#10 Condition The Engine
Keep your engine safe by changing the oil and maintaining all operating fluids.
A good tip to save your gas and engine is to add a fuel stabilizer.
When you leave gas in the RV for long periods it could begin to oxidize and eventually cause damage to the engine.
#11 Cover Your RV
Keep the exterior protected by placing a cover over your RV.
This is a good last step to take before leaving your motorhome in the storage.
Covers will protect from both UV light and rainy weather. A cover will keep your RV looking good for longer by minimizing wear on the exterior.
If you don’t want to buy a full cover, at least get one that will cover the air conditioning units. An air conditioner can be pricey to replace, and rain or frost can cause extensive damage.
You should also look for exterior vent covers. You can use these for your water heater, furnace, and refrigerator exhausts. This will also prevent rodents or insects from invading and building nests.
Look for RV approved covers. The best cover to choose is one made from breathable material.
This will restrict moisture from building up inside and creating mold.
Never cover any vents or exhausts with fine mesh or heavy materials.
If you can’t find a cover for the exhausts, you can tape them over while your RV is in storage. Just remember to remove it before using the RV again.
If you’re worried about invading insects, there are plenty of electronic devices that work specifically to keep rodents away. You could also place ant or roach traps inside just as a precaution, but be aware that these also attract the pests.
#12 Lock Your RV
Regardless of the security measures at your chosen storage facility, you should still take some steps to keep your RV secured.

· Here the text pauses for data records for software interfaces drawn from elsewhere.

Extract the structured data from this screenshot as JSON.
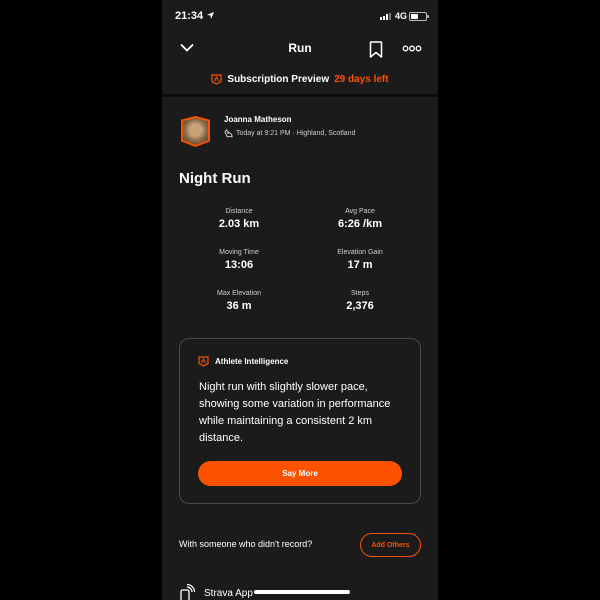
{
  "status_bar": {
    "time": "21:34",
    "network": "4G",
    "icons": [
      "location-arrow-icon",
      "signal-icon",
      "battery-icon"
    ]
  },
  "nav": {
    "title": "Run",
    "icons": [
      "chevron-down-icon",
      "bookmark-icon",
      "more-icon"
    ]
  },
  "subscription": {
    "label": "Subscription Preview",
    "days_left": "29 days left",
    "icon": "strava-badge-icon"
  },
  "athlete": {
    "name": "Joanna Matheson",
    "meta": "Today at 9:21 PM · Highland, Scotland",
    "meta_icon": "shoe-icon"
  },
  "activity": {
    "title": "Night Run",
    "stats": [
      {
        "label": "Distance",
        "value": "2.03 km"
      },
      {
        "label": "Avg Pace",
        "value": "6:26 /km"
      },
      {
        "label": "Moving Time",
        "value": "13:06"
      },
      {
        "label": "Elevation Gain",
        "value": "17 m"
      },
      {
        "label": "Max Elevation",
        "value": "36 m"
      },
      {
        "label": "Steps",
        "value": "2,376"
      }
    ]
  },
  "insight": {
    "title": "Athlete Intelligence",
    "text": "Night run with slightly slower pace, showing some variation in performance while maintaining a consistent 2 km distance.",
    "button": "Say More"
  },
  "companions": {
    "text": "With someone who didn't record?",
    "button": "Add Others"
  },
  "device": {
    "label": "Strava App"
  },
  "colors": {
    "accent": "#fc5200",
    "background": "#1b1b1b",
    "outer": "#000000"
  }
}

For fifth wheel trailers, get yourself a kingpin or cable-style lock, and for travel trailers, look for a hitch lock. Both of these will hinder any hitch from going over the ball.
They will clamp onto the coupler and make it impossible to hitch. You can also go the extra mile and change the locks on your RV.

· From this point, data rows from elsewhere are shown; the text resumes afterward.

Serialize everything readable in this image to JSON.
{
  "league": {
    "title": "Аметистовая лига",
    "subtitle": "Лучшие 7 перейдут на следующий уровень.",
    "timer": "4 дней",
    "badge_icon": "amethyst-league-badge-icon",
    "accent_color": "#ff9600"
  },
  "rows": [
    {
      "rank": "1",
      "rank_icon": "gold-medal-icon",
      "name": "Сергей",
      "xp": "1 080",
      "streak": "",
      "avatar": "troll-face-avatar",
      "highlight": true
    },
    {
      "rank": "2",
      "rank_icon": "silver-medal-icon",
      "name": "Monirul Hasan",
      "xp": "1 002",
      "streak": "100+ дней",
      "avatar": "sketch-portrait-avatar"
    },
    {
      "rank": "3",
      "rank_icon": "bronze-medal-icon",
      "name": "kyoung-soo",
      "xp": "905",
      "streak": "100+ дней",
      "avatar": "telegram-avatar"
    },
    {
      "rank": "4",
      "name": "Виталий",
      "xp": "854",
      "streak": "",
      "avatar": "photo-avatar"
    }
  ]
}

If you look at your key, and it says “CH751,” this means that it’s a standard key and it might be easier for people to open it. It saves manufacturers and salesmen a lot of time and money, but it could get costly for you.

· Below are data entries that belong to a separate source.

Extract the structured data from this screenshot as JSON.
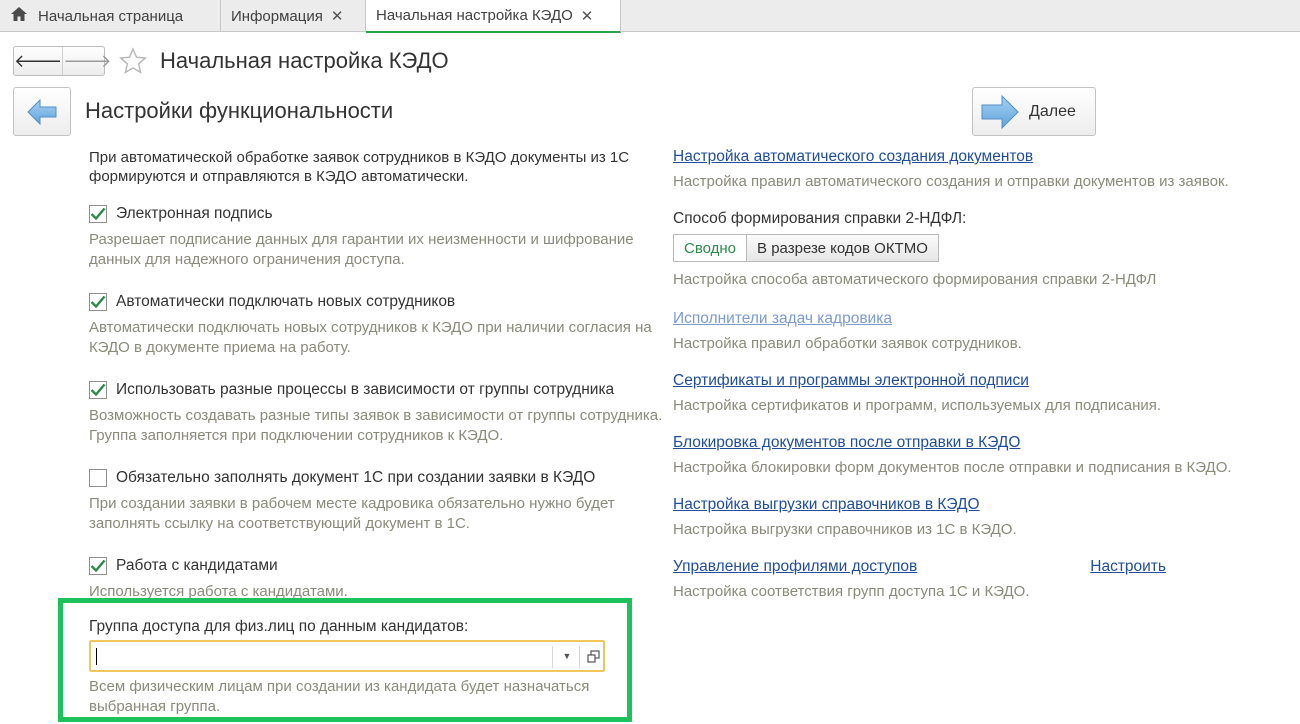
{
  "tabs": [
    {
      "label": "Начальная страница",
      "closable": false,
      "active": false
    },
    {
      "label": "Информация",
      "closable": true,
      "active": false
    },
    {
      "label": "Начальная настройка КЭДО",
      "closable": true,
      "active": true
    }
  ],
  "header": {
    "title": "Начальная настройка КЭДО"
  },
  "section": {
    "title": "Настройки функциональности",
    "next_label": "Далее"
  },
  "left": {
    "intro": "При автоматической обработке заявок сотрудников в КЭДО документы из 1С формируются и отправляются в КЭДО автоматически.",
    "options": [
      {
        "label": "Электронная подпись",
        "checked": true,
        "desc": "Разрешает подписание данных для гарантии их неизменности и шифрование данных для надежного ограничения доступа."
      },
      {
        "label": "Автоматически подключать новых сотрудников",
        "checked": true,
        "desc": "Автоматически подключать новых сотрудников к КЭДО при наличии согласия на КЭДО в документе приема на работу."
      },
      {
        "label": "Использовать разные процессы в зависимости от группы сотрудника",
        "checked": true,
        "desc": "Возможность создавать разные типы заявок в зависимости от группы сотрудника. Группа заполняется при подключении сотрудников к КЭДО."
      },
      {
        "label": "Обязательно заполнять документ 1С при создании заявки в КЭДО",
        "checked": false,
        "desc": "При создании заявки в рабочем месте кадровика обязательно нужно будет заполнять ссылку на соответствующий документ в 1С."
      },
      {
        "label": "Работа с кандидатами",
        "checked": true,
        "desc": "Используется работа с кандидатами."
      }
    ],
    "access_group": {
      "label": "Группа доступа для физ.лиц по данным кандидатов:",
      "value": "",
      "desc": "Всем физическим лицам при создании из кандидата будет назначаться выбранная группа."
    }
  },
  "right": {
    "auto_docs": {
      "link": "Настройка автоматического создания документов",
      "desc": "Настройка правил автоматического создания и отправки документов из заявок."
    },
    "ndfl": {
      "label": "Способ формирования справки 2-НДФЛ:",
      "options": [
        "Сводно",
        "В разрезе кодов ОКТМО"
      ],
      "selected": "Сводно",
      "desc": "Настройка способа автоматического формирования справки 2-НДФЛ"
    },
    "executors": {
      "link": "Исполнители задач кадровика",
      "desc": "Настройка правил обработки заявок сотрудников."
    },
    "certs": {
      "link": "Сертификаты и программы электронной подписи",
      "desc": "Настройка сертификатов и программ, используемых для подписания."
    },
    "blocking": {
      "link": "Блокировка документов после отправки в КЭДО",
      "desc": "Настройка блокировки форм документов после отправки и подписания в КЭДО."
    },
    "export": {
      "link": "Настройка выгрузки справочников в КЭДО",
      "desc": "Настройка выгрузки справочников из 1С в КЭДО."
    },
    "profiles": {
      "link": "Управление профилями доступов",
      "action": "Настроить",
      "desc": "Настройка соответствия групп доступа 1С и КЭДО."
    }
  }
}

#13 Monthly Check-Up
If possible, check on your RV once in a while. This can help you discover any damage in the early stages and save you some money on repairs.
When you go, look for signs of rodents chewing through wires or the undercarriage. Check for intruding water inside your RV through cracks and crevices. And make sure that everything is still intact.
Double check all doors, windows, and vents and ensure they are still locked and secured. And perhaps give everything a quick dust down. Remember that all you do now will keep your RV running for longer and save you money.
Insurance is essential, even while your RV is in storage.
Many owners opt for getting an insurance policy that covers their vehicle and RV. This might even give you a multi-vehicle discount, how’s that for a money-saving tip?
That said, you want to be sure that your chosen insurance company provides the exact coverage you need for an RV. Look for those that specialize in RV insurance.
To save extra money, ask your insurance company for any discounts during storage. Perhaps discuss with them the security provided by the storage facility, or any extra security that you added.
And let them know if your RV will stay covered or not.
This does, of course, depend on your chosen company and your RV, but if you get lucky, it could save you a decent amount of money.
All In All…
Storing your RV eventually becomes necessary, even if you go full-time. But since your RV was already a pricey investment, it’s nice to save some money on storage. We hope that you found this list of money-saving tips helpful.
Remember to find the storage solution which is suitable for you and your RV.
Next, be sure that you prep your RV for storage by cleaning it inside and out, removing food and goods, locking it, and covering it up.
If you have any further tips and ideas please feel free to tell us in the section below, and keep the tips rolling by sharing this with your friends.